Aim of the exercise:
What follows is a set of records; copy all of it exactly.

Material for this exercise:
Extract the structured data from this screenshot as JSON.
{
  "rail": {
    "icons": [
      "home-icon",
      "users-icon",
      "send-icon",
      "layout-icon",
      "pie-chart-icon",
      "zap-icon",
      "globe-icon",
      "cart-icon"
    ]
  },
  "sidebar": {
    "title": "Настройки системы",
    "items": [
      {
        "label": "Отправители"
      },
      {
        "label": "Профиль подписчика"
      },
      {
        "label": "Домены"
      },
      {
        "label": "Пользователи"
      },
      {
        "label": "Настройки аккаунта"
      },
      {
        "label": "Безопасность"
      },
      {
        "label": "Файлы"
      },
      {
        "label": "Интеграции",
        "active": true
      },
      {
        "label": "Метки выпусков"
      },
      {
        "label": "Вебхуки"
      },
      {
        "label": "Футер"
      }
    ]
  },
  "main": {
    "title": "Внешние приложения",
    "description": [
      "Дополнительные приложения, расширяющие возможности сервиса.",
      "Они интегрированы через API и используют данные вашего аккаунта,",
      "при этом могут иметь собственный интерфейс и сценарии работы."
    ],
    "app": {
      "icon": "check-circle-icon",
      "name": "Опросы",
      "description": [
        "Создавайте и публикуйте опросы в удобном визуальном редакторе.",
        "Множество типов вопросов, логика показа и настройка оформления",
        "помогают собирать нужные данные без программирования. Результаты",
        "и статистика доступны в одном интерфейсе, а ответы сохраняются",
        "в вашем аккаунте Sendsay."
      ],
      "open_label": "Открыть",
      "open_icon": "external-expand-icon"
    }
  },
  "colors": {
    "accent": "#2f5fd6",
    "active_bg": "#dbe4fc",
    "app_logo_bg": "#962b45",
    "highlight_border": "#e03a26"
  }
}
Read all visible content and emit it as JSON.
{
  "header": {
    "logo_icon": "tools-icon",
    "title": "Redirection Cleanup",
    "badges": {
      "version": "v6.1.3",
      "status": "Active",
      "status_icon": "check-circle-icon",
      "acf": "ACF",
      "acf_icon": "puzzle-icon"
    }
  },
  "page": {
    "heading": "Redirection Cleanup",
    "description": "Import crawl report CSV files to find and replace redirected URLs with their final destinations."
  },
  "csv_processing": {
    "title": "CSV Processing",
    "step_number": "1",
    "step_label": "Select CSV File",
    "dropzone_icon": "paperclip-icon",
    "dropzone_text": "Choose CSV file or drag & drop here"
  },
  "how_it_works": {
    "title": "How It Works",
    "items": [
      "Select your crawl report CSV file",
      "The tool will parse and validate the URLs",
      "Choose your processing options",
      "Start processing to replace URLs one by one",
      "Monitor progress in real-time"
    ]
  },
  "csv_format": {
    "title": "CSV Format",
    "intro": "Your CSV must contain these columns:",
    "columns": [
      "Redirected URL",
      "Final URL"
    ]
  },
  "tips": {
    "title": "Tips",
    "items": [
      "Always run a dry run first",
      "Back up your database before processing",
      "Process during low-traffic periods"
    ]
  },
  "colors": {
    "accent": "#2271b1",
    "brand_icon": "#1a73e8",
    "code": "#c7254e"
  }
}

Reply to the exercise:
Extract the structured data from this screenshot as JSON.
{
  "rail": {
    "icons": [
      "home-icon",
      "users-icon",
      "send-icon",
      "layout-icon",
      "pie-chart-icon",
      "zap-icon",
      "globe-icon",
      "cart-icon"
    ]
  },
  "sidebar": {
    "title": "Настройки системы",
    "items": [
      {
        "label": "Отправители"
      },
      {
        "label": "Профиль подписчика"
      },
      {
        "label": "Домены"
      },
      {
        "label": "Пользователи"
      },
      {
        "label": "Настройки аккаунта"
      },
      {
        "label": "Безопасность"
      },
      {
        "label": "Файлы"
      },
      {
        "label": "Интеграции",
        "active": true
      },
      {
        "label": "Метки выпусков"
      },
      {
        "label": "Вебхуки"
      },
      {
        "label": "Футер"
      }
    ]
  },
  "main": {
    "title": "Внешние приложения",
    "description": [
      "Дополнительные приложения, расширяющие возможности сервиса.",
      "Они интегрированы через API и используют данные вашего аккаунта,",
      "при этом могут иметь собственный интерфейс и сценарии работы."
    ],
    "app": {
      "icon": "check-circle-icon",
      "name": "Опросы",
      "description": [
        "Создавайте и публикуйте опросы в удобном визуальном редакторе.",
        "Множество типов вопросов, логика показа и настройка оформления",
        "помогают собирать нужные данные без программирования. Результаты",
        "и статистика доступны в одном интерфейсе, а ответы сохраняются",
        "в вашем аккаунте Sendsay."
      ],
      "open_label": "Открыть",
      "open_icon": "external-expand-icon"
    }
  },
  "colors": {
    "accent": "#2f5fd6",
    "active_bg": "#dbe4fc",
    "app_logo_bg": "#962b45",
    "highlight_border": "#e03a26"
  }
}
Read all visible content and emit it as JSON.
{
  "header": {
    "logo_icon": "tools-icon",
    "title": "Redirection Cleanup",
    "badges": {
      "version": "v6.1.3",
      "status": "Active",
      "status_icon": "check-circle-icon",
      "acf": "ACF",
      "acf_icon": "puzzle-icon"
    }
  },
  "page": {
    "heading": "Redirection Cleanup",
    "description": "Import crawl report CSV files to find and replace redirected URLs with their final destinations."
  },
  "csv_processing": {
    "title": "CSV Processing",
    "step_number": "1",
    "step_label": "Select CSV File",
    "dropzone_icon": "paperclip-icon",
    "dropzone_text": "Choose CSV file or drag & drop here"
  },
  "how_it_works": {
    "title": "How It Works",
    "items": [
      "Select your crawl report CSV file",
      "The tool will parse and validate the URLs",
      "Choose your processing options",
      "Start processing to replace URLs one by one",
      "Monitor progress in real-time"
    ]
  },
  "csv_format": {
    "title": "CSV Format",
    "intro": "Your CSV must contain these columns:",
    "columns": [
      "Redirected URL",
      "Final URL"
    ]
  },
  "tips": {
    "title": "Tips",
    "items": [
      "Always run a dry run first",
      "Back up your database before processing",
      "Process during low-traffic periods"
    ]
  },
  "colors": {
    "accent": "#2271b1",
    "brand_icon": "#1a73e8",
    "code": "#c7254e"
  }
}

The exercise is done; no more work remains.